▶ _DATA SUPPLIED_
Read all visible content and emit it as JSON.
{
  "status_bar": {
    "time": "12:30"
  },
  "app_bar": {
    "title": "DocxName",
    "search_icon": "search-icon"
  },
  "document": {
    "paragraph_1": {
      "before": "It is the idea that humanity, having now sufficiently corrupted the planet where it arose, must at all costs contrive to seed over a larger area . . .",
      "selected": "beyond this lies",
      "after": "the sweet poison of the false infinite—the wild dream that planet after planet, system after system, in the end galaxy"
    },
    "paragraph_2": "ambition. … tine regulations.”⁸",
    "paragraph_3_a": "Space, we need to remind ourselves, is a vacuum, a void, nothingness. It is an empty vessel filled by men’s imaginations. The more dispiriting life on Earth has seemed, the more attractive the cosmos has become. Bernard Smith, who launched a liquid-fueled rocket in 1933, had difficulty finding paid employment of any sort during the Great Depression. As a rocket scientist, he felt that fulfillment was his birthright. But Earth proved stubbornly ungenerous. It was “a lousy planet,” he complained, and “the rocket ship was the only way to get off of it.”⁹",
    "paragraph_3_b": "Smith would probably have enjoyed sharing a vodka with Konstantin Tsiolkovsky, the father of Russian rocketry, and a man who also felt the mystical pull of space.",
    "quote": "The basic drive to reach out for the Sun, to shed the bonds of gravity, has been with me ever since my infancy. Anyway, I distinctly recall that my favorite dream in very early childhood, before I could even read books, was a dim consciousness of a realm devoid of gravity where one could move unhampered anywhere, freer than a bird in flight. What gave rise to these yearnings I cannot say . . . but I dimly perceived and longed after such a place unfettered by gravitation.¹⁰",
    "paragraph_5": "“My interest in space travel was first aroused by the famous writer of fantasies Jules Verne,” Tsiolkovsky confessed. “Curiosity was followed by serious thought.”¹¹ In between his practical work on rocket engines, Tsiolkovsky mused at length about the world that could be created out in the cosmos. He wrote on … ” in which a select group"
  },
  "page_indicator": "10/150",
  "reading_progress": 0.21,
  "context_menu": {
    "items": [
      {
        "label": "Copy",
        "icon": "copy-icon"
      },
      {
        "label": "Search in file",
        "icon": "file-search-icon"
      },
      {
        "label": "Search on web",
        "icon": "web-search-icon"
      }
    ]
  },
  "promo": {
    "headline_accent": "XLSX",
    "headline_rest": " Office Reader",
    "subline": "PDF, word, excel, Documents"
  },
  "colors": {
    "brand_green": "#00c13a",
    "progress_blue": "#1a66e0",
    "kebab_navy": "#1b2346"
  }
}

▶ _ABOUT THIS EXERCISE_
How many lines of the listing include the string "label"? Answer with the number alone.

▶ _TASK OUTPUT_
3